*EXERCISE PROMPT*
Tally every line below where "subtitle" appears, then report the total alone.

....

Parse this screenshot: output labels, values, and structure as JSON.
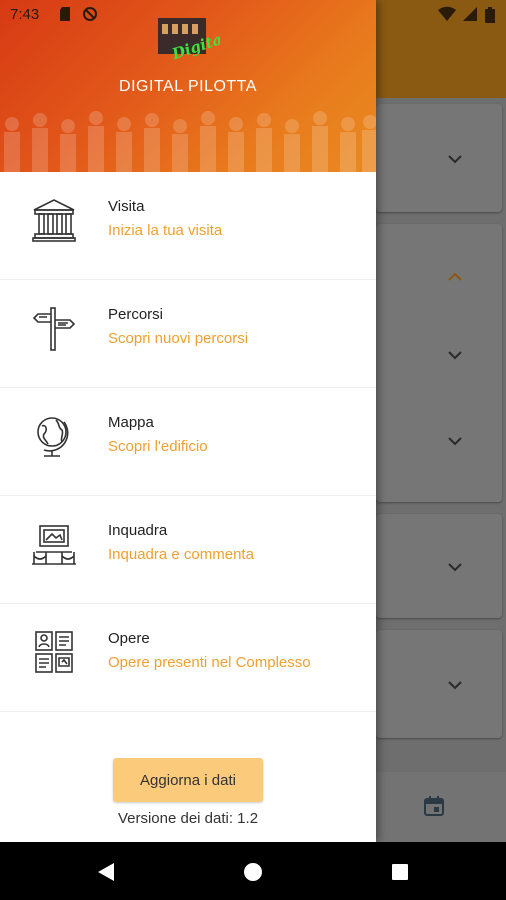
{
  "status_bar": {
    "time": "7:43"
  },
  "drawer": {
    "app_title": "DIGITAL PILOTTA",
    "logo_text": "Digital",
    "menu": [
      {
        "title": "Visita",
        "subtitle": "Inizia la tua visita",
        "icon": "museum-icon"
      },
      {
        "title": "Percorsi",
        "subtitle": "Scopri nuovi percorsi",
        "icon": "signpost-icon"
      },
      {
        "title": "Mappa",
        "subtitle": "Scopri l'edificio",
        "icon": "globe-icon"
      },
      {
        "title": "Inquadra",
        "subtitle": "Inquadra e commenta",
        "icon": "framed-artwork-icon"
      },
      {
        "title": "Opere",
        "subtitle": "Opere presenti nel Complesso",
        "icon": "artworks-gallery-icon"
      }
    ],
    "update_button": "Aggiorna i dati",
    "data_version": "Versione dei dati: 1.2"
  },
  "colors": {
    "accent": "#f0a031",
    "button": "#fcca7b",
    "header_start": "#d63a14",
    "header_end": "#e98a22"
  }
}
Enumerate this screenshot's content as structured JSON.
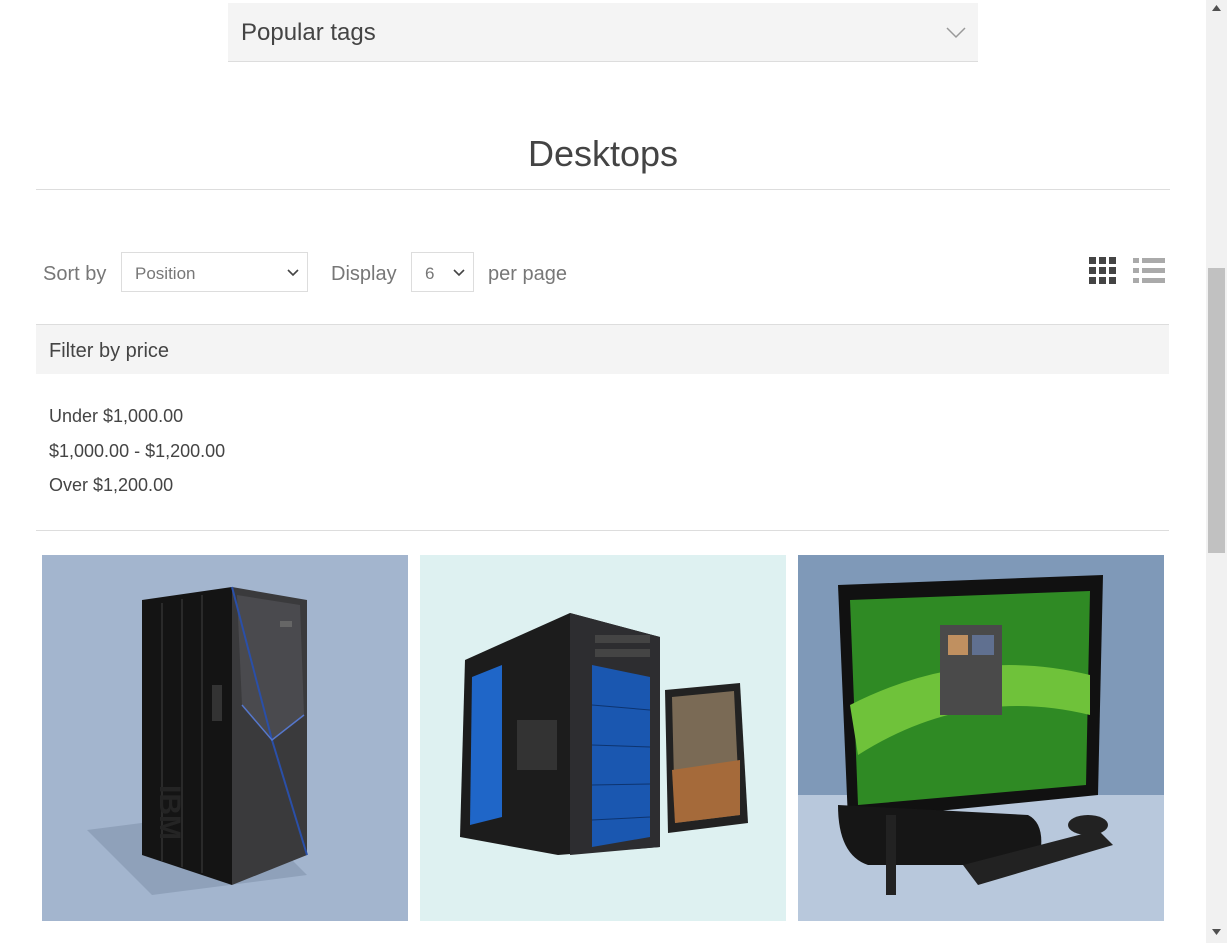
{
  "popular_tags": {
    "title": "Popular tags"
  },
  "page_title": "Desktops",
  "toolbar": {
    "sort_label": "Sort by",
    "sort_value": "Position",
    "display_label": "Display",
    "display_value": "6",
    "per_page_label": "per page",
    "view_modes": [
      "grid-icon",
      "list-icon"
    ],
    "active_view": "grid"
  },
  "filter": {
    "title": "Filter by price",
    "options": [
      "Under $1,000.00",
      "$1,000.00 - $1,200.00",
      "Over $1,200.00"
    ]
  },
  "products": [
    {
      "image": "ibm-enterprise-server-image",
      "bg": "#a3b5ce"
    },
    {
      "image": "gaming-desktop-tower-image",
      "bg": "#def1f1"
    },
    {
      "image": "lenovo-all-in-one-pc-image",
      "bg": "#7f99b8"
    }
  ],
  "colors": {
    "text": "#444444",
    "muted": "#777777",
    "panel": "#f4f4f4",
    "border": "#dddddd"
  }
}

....

*WORKED SOLUTION*
5